At the outset, I would like to thank the briefers for their passion and important insights.
Cultural heritage represents the history and identity of a nation or state. At the same time, it embodies the values of our common humanity. Yet, as demonstrated in Afghanistan, Syria, Iraq, Libya, Mali and many other places in the world, we are facing a cruel reality in which cultural heritage is targeted for destruction, looting and smuggling by terrorist groups as a “tactic of war”. Japan strongly condemns these heinous acts.
For this reason, protecting cultural heritage is more than just a cultural issue; it is a “peace and security issue”. We must not neglect the cultural aspect when talking about peace and security. Japan therefore commends the Italian presidency for bringing this important topic to the Security Council again.
Japan has long attached special emphasis on international cooperation for the protection of cultural heritage, as demonstrated by our longstanding public-private-academic partnership to restore Angkor Wat in Cambodia and to safeguard the Bamiyan site in Afghanistan etc.

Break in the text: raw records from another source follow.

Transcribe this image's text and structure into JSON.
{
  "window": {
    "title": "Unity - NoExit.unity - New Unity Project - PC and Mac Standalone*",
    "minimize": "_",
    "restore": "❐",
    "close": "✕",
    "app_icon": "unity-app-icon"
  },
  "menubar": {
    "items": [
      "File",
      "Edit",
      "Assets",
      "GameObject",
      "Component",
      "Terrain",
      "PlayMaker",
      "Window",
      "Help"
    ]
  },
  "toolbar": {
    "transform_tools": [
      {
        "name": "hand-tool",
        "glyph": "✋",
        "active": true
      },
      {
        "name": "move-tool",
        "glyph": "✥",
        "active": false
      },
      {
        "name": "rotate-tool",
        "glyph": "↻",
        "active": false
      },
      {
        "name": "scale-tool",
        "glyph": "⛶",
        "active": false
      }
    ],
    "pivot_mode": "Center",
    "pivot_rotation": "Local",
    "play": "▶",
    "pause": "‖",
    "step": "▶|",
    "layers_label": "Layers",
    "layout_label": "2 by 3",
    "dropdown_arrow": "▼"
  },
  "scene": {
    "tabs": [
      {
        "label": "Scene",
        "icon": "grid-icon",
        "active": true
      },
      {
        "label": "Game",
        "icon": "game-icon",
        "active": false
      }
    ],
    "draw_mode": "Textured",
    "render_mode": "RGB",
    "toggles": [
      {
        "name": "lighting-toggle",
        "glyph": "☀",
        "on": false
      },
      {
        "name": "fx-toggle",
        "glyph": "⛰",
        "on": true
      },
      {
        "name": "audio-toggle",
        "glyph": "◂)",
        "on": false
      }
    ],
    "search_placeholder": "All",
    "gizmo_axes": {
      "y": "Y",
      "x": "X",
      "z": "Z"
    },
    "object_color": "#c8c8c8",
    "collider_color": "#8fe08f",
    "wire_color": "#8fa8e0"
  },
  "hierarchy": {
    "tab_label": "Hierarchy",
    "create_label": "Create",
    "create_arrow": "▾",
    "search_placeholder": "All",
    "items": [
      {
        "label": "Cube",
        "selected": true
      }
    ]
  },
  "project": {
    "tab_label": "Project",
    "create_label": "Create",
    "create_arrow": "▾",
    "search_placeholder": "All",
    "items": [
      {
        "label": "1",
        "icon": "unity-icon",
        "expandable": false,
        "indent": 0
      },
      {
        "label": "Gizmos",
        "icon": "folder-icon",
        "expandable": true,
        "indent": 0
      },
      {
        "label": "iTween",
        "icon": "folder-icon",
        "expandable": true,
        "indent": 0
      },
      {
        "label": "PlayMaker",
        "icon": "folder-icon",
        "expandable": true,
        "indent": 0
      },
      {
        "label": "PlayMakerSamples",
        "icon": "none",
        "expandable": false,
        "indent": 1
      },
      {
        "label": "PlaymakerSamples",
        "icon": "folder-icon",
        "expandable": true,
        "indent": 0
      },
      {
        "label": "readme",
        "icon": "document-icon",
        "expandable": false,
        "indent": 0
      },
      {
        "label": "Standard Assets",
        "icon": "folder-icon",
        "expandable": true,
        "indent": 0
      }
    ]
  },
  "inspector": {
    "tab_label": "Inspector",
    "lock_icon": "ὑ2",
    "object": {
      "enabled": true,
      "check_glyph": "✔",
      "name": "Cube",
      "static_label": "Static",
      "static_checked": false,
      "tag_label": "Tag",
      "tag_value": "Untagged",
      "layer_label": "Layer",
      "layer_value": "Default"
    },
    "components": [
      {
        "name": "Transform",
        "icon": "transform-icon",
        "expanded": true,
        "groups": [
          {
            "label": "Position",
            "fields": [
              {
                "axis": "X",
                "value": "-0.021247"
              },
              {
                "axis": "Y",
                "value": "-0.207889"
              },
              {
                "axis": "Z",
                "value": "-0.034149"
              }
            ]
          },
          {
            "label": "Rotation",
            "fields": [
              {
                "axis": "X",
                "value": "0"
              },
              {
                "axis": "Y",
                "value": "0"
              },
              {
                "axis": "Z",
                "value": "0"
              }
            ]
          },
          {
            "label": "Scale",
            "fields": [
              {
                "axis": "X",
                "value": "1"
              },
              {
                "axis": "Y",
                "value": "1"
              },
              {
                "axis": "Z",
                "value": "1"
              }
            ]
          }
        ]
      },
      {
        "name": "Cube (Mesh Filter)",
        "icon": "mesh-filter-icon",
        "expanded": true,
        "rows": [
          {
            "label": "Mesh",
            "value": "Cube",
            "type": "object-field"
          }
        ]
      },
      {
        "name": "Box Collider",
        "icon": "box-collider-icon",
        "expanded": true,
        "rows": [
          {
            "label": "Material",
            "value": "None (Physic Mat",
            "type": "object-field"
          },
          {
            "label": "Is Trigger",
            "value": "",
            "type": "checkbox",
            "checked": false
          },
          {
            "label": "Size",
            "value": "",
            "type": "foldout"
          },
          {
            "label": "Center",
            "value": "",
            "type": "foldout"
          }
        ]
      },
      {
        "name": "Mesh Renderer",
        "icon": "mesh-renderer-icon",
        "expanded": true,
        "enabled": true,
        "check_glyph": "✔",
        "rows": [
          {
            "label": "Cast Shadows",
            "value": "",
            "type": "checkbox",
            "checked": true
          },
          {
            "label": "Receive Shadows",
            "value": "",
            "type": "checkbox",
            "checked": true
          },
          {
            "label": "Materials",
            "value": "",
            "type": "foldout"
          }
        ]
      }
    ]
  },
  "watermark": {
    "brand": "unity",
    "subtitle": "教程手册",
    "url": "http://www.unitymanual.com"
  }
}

Through these efforts, we have come to realize that protecting cultural heritage is a form of “peacebuilding of hearts and mind” and it undoubtedly contributes to the reconstruction and sustaining peace of a nation or state.
Based on our own experiences, I would like to present several insights that Japan wants to share among the Council Members.
First, Japan reaffirms its full commitment to promote deepening, universalizing and implementing international norms.
In this regard, Japan welcomes the adoption of Security Council Resolution 2347, as it is a significant step forward in the normative aspect. Japan is resolved to steadily implement the obligations deriving from this resolution.
Japan is a state party to the 1954 Hague Convention, the 1970 Convention, the Palermo Convention and other related conventions. Under these legal frameworks, various domestic measures have been introduced. I would like to encourage other States, which are not yet parties to these conventions, to join us in our efforts.
Second, we need to put into practice a global criminal justice response which focuses on holding perpetrators accountable. Coordination among the United Nations System and other relevant international organizations such as UNODC and INTERPOL to assist Member States is critical to accomplish this end.
In this respect, Japan has carefully followed the judicial case of Mali, in which the International Criminal Court sentenced an individual responsible for attacking religious buildings in Timbuktu to 9 years in prison and issued reparation orders. This is the first judgment to clearly demonstrate that the destruction of cultural heritage amounts to a war crime, and perpetrators should be held accountable.
Third, safeguarding cultural heritage through capacity building should be encouraged. The Government of Japan established the “UNESCO Japanese Funds-in-Trust for the Preservation of World Cultural Heritage” in 1989, in response to the Government’s decision to set “cultural contribution” as one of its priority areas of international cooperation.
We have so far contributed approximately 68 million US dollars in this fund for 44 projects in 61 countries.
Lastly, I would like to underline the importance of enhancing partnerships, as we need a comprehensive and multi-faceted response in terms of protecting cultural heritage. Information sharing and coordination among a broad range of stakeholders, such as the tourism sector, museums and dealers, is critically important.
To conclude, I would like to state that enhancing respect for other cultures is a fundamental starting point for the success of our collective actions.
Japan is fully committed to engage and cooperate with the United Nations and Member States to protect cultural heritage and thwart the atrocities of terrorists and violent extremists, focusing on the four points I have just stated.
Thank you, Mr. President.